Our last stop were the Bahsian caves which were inhabited a long time ago, but have now been turned into temples with cemented floors. In Taitung I finally got to hear "Fur Elise" which is played by the garbage trucks, throughout Taiwan it would seem. As people hear the trucks coming they run out with their garbage and stand along the road waiting for it.
Sunday was the last day of our tour and we went to the Taroko gorge. And finally had some sun. And it was spectacular. We only drove in part of the way, but walked a number of sections and were awed by the height and narrowness. I think the pictures say it all.

If you look carefully
you will see me in red.


Feb 26

Rob and I went to the Longsham Temple which had very detailed carvings of dragons on the roof. Again it was an overcast, slightly rainy day so not great for pictures. There were all sorts of lanterns as part of the festival, lots of mouse/rats as this is the beginning of the year of the rat. Even Winnie the Pooh was there in lantern form.

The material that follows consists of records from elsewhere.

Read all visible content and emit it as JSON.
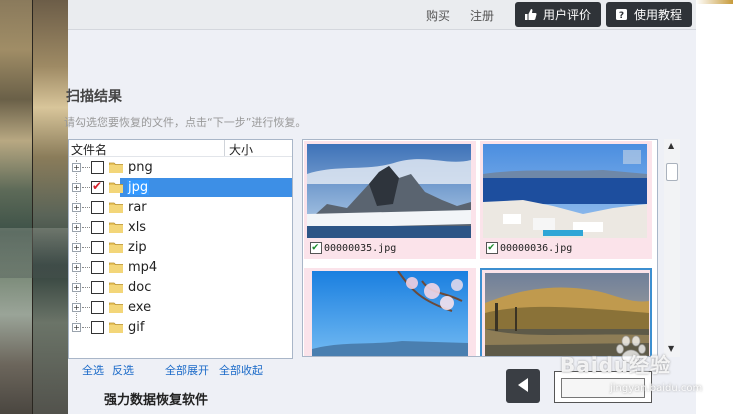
{
  "topbar": {
    "buy": "购买",
    "register": "注册",
    "reviews_btn": "用户评价",
    "tutorial_btn": "使用教程"
  },
  "scan": {
    "title": "扫描结果",
    "hint": "请勾选您要恢复的文件，点击“下一步”进行恢复。"
  },
  "tree": {
    "col_name": "文件名",
    "col_size": "大小",
    "items": [
      {
        "label": "png",
        "checked": false,
        "selected": false
      },
      {
        "label": "jpg",
        "checked": true,
        "selected": true
      },
      {
        "label": "rar",
        "checked": false,
        "selected": false
      },
      {
        "label": "xls",
        "checked": false,
        "selected": false
      },
      {
        "label": "zip",
        "checked": false,
        "selected": false
      },
      {
        "label": "mp4",
        "checked": false,
        "selected": false
      },
      {
        "label": "doc",
        "checked": false,
        "selected": false
      },
      {
        "label": "exe",
        "checked": false,
        "selected": false
      },
      {
        "label": "gif",
        "checked": false,
        "selected": false
      }
    ]
  },
  "actions": {
    "select_all": "全选",
    "invert": "反选",
    "expand_all": "全部展开",
    "collapse_all": "全部收起"
  },
  "preview": {
    "thumbs": [
      {
        "name": "00000035.jpg",
        "checked": true
      },
      {
        "name": "00000036.jpg",
        "checked": true
      },
      {
        "name": "",
        "checked": false
      },
      {
        "name": "",
        "checked": false
      }
    ]
  },
  "footer": {
    "brand": "强力数据恢复软件"
  },
  "watermark": {
    "text": "Baidu经验",
    "sub": "jingyan.baidu.com"
  },
  "colors": {
    "accent": "#3399ff",
    "button_dark": "#2f3338",
    "thumb_bg": "#fbe3ea",
    "link": "#1a6ac8"
  }
}
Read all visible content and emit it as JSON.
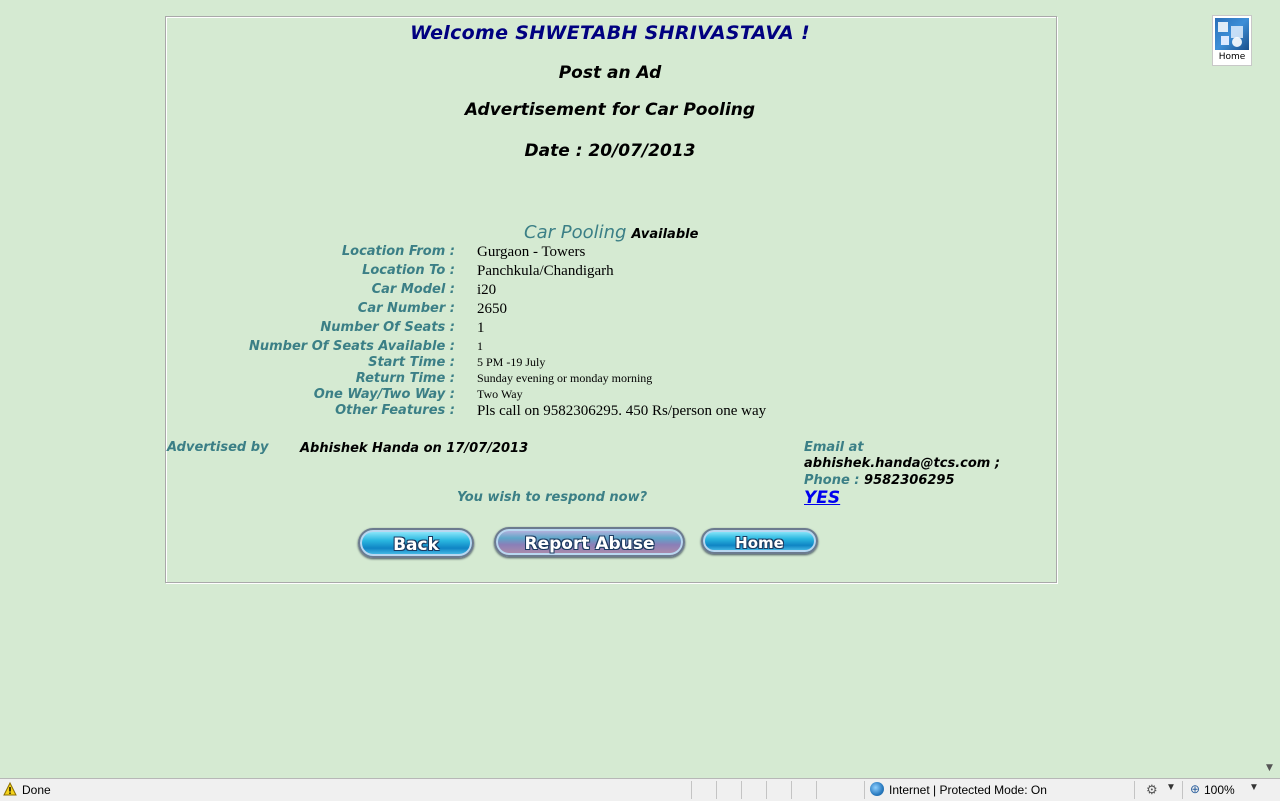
{
  "header": {
    "welcome": "Welcome SHWETABH SHRIVASTAVA !",
    "post_ad": "Post an Ad",
    "adv_title": "Advertisement for Car Pooling",
    "date": "Date : 20/07/2013"
  },
  "corner_link": {
    "label": "Home",
    "icon": "tcs-home-icon"
  },
  "listing": {
    "heading_main": "Car Pooling",
    "heading_sub": "Available",
    "fields": [
      {
        "label": "Location From :",
        "value": "Gurgaon - Towers"
      },
      {
        "label": "Location To :",
        "value": "Panchkula/Chandigarh"
      },
      {
        "label": "Car Model :",
        "value": "i20"
      },
      {
        "label": "Car Number :",
        "value": "2650"
      },
      {
        "label": "Number Of Seats :",
        "value": "1"
      },
      {
        "label": "Number Of Seats Available :",
        "value": "1"
      },
      {
        "label": "Start Time :",
        "value": "5 PM -19 July"
      },
      {
        "label": "Return Time :",
        "value": "Sunday evening or monday morning"
      },
      {
        "label": "One Way/Two Way :",
        "value": "Two Way"
      },
      {
        "label": "Other Features :",
        "value": "Pls call on 9582306295. 450 Rs/person one way"
      }
    ]
  },
  "advertiser": {
    "label": "Advertised by",
    "value": "Abhishek Handa on 17/07/2013"
  },
  "contact": {
    "email_label": "Email at",
    "email_value": "abhishek.handa@tcs.com ;",
    "phone_label": "Phone :",
    "phone_value": "9582306295",
    "respond_prompt": "You wish to respond now?",
    "yes_label": "YES"
  },
  "buttons": {
    "back": "Back",
    "report_abuse": "Report Abuse",
    "home": "Home"
  },
  "statusbar": {
    "status": "Done",
    "zone": "Internet | Protected Mode: On",
    "zoom": "100%"
  },
  "colors": {
    "background": "#d5ead2",
    "label_teal": "#3b7f86",
    "welcome_navy": "#000080",
    "link_blue": "#0000ee"
  }
}
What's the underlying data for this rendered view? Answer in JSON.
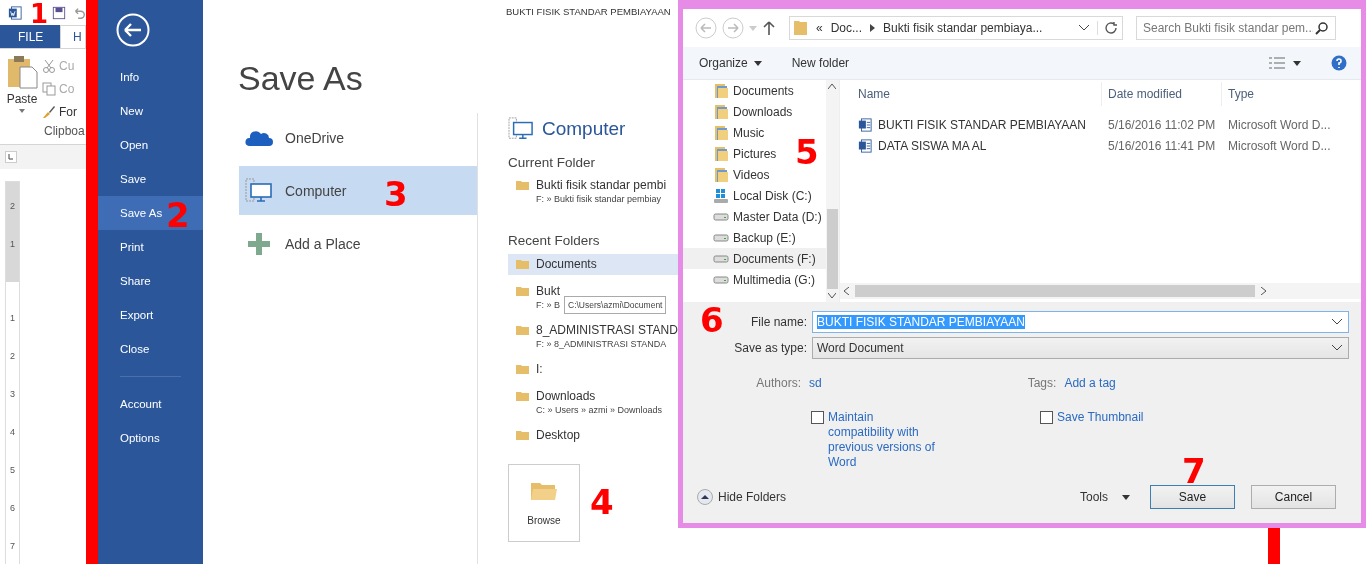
{
  "ribbon": {
    "file_tab": "FILE",
    "home_tab": "H",
    "paste": "Paste",
    "cut": "Cu",
    "copy": "Co",
    "format_painter": "For",
    "group": "Clipboa"
  },
  "ruler": {
    "upper": [
      "2",
      "1"
    ],
    "lower": [
      "1",
      "2",
      "3",
      "4",
      "5",
      "6",
      "7"
    ]
  },
  "backstage": {
    "items": [
      {
        "label": "Info",
        "selected": false
      },
      {
        "label": "New",
        "selected": false
      },
      {
        "label": "Open",
        "selected": false
      },
      {
        "label": "Save",
        "selected": false
      },
      {
        "label": "Save As",
        "selected": true
      },
      {
        "label": "Print",
        "selected": false
      },
      {
        "label": "Share",
        "selected": false
      },
      {
        "label": "Export",
        "selected": false
      },
      {
        "label": "Close",
        "selected": false
      }
    ],
    "bottom_items": [
      {
        "label": "Account",
        "selected": false
      },
      {
        "label": "Options",
        "selected": false
      }
    ]
  },
  "document_title": "BUKTI FISIK STANDAR PEMBIAYAAN",
  "page_title": "Save As",
  "places": [
    {
      "label": "OneDrive",
      "kind": "cloud",
      "selected": false
    },
    {
      "label": "Computer",
      "kind": "computer",
      "selected": true
    },
    {
      "label": "Add a Place",
      "kind": "add",
      "selected": false
    }
  ],
  "computer": {
    "heading": "Computer",
    "current_label": "Current Folder",
    "current": [
      {
        "name": "Bukti fisik standar pembi",
        "path": "F: » Bukti fisik standar pembiay"
      }
    ],
    "recent_label": "Recent Folders",
    "recent": [
      {
        "name": "Documents",
        "selected": true
      },
      {
        "name": "Bukt",
        "path": "F: » B",
        "selected": false
      },
      {
        "name": "8_ADMINISTRASI STAND",
        "path": "F: » 8_ADMINISTRASI STANDA",
        "selected": false
      },
      {
        "name": "I:",
        "selected": false
      },
      {
        "name": "Downloads",
        "path": "C: » Users » azmi » Downloads",
        "selected": false
      },
      {
        "name": "Desktop",
        "selected": false
      }
    ],
    "tooltip": "C:\\Users\\azmi\\Document",
    "browse": "Browse"
  },
  "dialog": {
    "path_overflow": "«",
    "path": [
      "Doc...",
      "Bukti fisik standar pembiaya..."
    ],
    "search_placeholder": "Search Bukti fisik standar pem...",
    "organize": "Organize",
    "new_folder": "New folder",
    "nav": [
      {
        "label": "Documents",
        "kind": "library",
        "selected": false
      },
      {
        "label": "Downloads",
        "kind": "library",
        "selected": false
      },
      {
        "label": "Music",
        "kind": "library",
        "selected": false
      },
      {
        "label": "Pictures",
        "kind": "library",
        "selected": false
      },
      {
        "label": "Videos",
        "kind": "library",
        "selected": false
      },
      {
        "label": "Local Disk (C:)",
        "kind": "system",
        "selected": false
      },
      {
        "label": "Master Data (D:)",
        "kind": "drive",
        "selected": false
      },
      {
        "label": "Backup (E:)",
        "kind": "drive",
        "selected": false
      },
      {
        "label": "Documents (F:)",
        "kind": "drive",
        "selected": true
      },
      {
        "label": "Multimedia (G:)",
        "kind": "drive",
        "selected": false
      }
    ],
    "columns": [
      "Name",
      "Date modified",
      "Type"
    ],
    "files": [
      {
        "name": "BUKTI FISIK STANDAR PEMBIAYAAN",
        "date": "5/16/2016 11:02 PM",
        "type": "Microsoft Word D..."
      },
      {
        "name": "DATA SISWA MA AL",
        "date": "5/16/2016 11:41 PM",
        "type": "Microsoft Word D..."
      }
    ],
    "file_name_label": "File name:",
    "file_name": "BUKTI FISIK STANDAR PEMBIAYAAN",
    "type_label": "Save as type:",
    "type": "Word Document",
    "authors_label": "Authors:",
    "authors": "sd",
    "tags_label": "Tags:",
    "tags": "Add a tag",
    "options": [
      {
        "label": "Maintain compatibility with previous versions of Word",
        "checked": false
      },
      {
        "label": "Save Thumbnail",
        "checked": false
      }
    ],
    "hide_folders": "Hide Folders",
    "tools": "Tools",
    "save": "Save",
    "cancel": "Cancel"
  },
  "annotations": [
    "1",
    "2",
    "3",
    "4",
    "5",
    "6",
    "7"
  ]
}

We wandered through a local market - it's amazing how many food stands are there, and interspersed with clothing stores. On our way back to the hotel we looked at the old North Gate of the city which is now situated within feet of an elevated highway.

A quick lunch at the Main Station again (the second level has just opened with about 50 restaurants so we haven't eaten at the same place twice) and then we went to the Natural History Museum. It's a lovely building beside the Botanical gardens and on each floor there is a sitting area (some serving tea and food) overlooking the lotus pond. We had a hotpot dinner in Rebecca's neighbourhood and her friends joined us. I ordered a tray of seafood and was surprised to see the live shrimp that I now had to cook! All delicious though.


Feb 24:

We've finally made it to Taipei and what a different city to Hanoi. Much more modern and civilized! Fewer bikes, more orderly traffic, superb underground system, and way less noise!

We sure had a hectic day with Rebecca yesterday. We went to the Sun Yat Sen memorial and watched the changing of the guard, saw the latern festival, went up Taipei 101 and saw the sights and the damper. And on display in the 4 corners was a textile/quilting exhibit with old and new work that was put on by the Taipei Mothers Art Association. So we were all happy!

We also went to the Jade market but it was so overwhelming that I didn't have a clue what to buy. Ended up buying a string of lapis lazuli beads which I'll get gussied up at home.

We've eaten at R's favourite dumpling restaurant, had Korean BBQ in the food court of 101 and I will have to walk more, faster, if I keep eating at this rate! I think we're almost the only non-Asians at the Cosmos hotel, and except for eggs and white bread for toast the whole rest of the buffet is Chinese or Japanese food. But the place is clean and friendly and well located for travelling around the city.

Feb 25

Rebecca still has classes for a few days so we were on our own for a bit. We went to the Chiang Kai Shek Memorial hall, now renamed the Democratic Memorial Hall. Amazing set of buildings to be built to honour one person. Since he's not so popular now, a kite exhibit was hung which prevented a good viewing of his statue. We enjoyed the exhibit on the lower level of folk art and carved jade. The Main train station is proving to be a very useful location- we met Rebecca there and had lunch, then caught the subway to go out to the Naional Palace Museum where we saw another exhibit of jade, this time very old work, and a lot of calligraphy. We toured around the Shillin Night Market - only Monday night and it was very busy - and a great place to get an ice cream cone!